Index provider MSCI on Wednesday maintained the United Arab Emirates and Qatar as frontier markets, once again delaying a much-awaited promotion of the Gulf States to emerging markets status.
Both countries remain up for a possible upgrade in June 2012, as part of MSCI’s annual market classification review, the company said in a statement posted on its website. (www.msci.com)
A promotion to emerging markets status could provide a boost to stocks in the UAE and Qatar by attracting a large pool of investors who track the company’s benchmark equity indexes.
The delay, although not good news, may still prove to have limited market impact as many investors expected MSCI to hold off the promotion as markets deteriorate.
“Low liquidity may have made MSCI delay its decision to its annual review next June - that's the diplomatic option,” said Mohammed Yasin, chief investment officer with CAPM Investment in Abu Dhabi.

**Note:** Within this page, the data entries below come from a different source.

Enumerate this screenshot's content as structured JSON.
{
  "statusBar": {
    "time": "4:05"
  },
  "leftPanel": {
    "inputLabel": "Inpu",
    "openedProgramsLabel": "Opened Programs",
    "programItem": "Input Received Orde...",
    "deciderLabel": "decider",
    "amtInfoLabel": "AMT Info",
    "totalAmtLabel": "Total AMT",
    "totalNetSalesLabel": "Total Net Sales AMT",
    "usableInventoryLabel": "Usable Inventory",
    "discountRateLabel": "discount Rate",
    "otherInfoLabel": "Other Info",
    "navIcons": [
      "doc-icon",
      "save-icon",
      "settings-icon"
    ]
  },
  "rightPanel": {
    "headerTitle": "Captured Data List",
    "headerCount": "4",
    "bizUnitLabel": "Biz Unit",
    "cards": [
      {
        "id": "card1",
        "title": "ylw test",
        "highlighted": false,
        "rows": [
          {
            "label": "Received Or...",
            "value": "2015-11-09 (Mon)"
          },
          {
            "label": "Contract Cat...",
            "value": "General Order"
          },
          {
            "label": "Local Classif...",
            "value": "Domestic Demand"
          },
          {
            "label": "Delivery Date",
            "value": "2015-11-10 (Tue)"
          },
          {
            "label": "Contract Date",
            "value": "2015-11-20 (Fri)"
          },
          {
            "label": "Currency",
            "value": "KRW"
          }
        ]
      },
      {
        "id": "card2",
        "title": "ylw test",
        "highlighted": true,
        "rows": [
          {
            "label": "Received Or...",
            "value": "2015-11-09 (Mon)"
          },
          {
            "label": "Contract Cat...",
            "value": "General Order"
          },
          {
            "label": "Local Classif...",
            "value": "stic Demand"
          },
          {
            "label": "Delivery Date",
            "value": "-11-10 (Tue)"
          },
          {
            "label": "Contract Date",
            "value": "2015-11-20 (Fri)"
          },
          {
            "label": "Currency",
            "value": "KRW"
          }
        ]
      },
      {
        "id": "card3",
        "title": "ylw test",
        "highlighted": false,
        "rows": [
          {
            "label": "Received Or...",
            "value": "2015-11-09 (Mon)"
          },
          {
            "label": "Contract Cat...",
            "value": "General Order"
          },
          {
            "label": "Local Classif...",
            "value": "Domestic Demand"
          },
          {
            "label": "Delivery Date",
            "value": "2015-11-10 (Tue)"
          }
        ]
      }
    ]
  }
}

“Market conditions are less favorable than they were six months ago - UAE liquidity has dropped sharply,” he added.
Dubai’s benchmark stock index is down 78 percent from a 2008 peak as the emirate’s real estate crash weighed on equity valuations on the property-led bourse. Turnover in that market fell to a seven-year low this year, or about a tenth of what it was in 2008.
In the long run, however, the delay will have negative repercussions to stock markets in the Gulf region, said
Ibrahim Masood, senior investment officer at Mashreq Bank in Dubai.
“We don’t have a great performer in the region to remind emerging market investors that this is a part of the world they should look at,” Masood said.
MSCI had already denied a promotion to the UAE and Qatar at its reviews in 2009 and 2010. It was expected to make a decision in June this year but postponed it to Dec. 14, partly to allow market players more time to assess new delivery-versus-payment settlement systems, or DvP, which some of the bourses introduced in 2011.
The UAE received “very positive” investor feedback since the implementation of the new DvP model, but investors were concerned about the effectiveness of the new system under particular circumstances, MSCI said.
“This is in particular the case for failed trades where a forced sale of assets, without the owner’s consent, remains a possibility,” the index provider said.
Those concerns have caused many investors to adopt dual-account structures in the UAE, MSCI said, adding that the issue could be solved with the introduction of new regulations allowing for securities borrowing and lending agreements, as well as for security short selling.
As for Qatar, stringent limits to foreign ownership of stocks, including those of large companies, remain the major stumbling block, MSCI said, repeating a warning made in previous reviews.
“Any change to the status of the MSCI Qatar Index is conditional upon a meaningful increase of foreign ownership limit levels applied to Qatari companies,” MSCI said.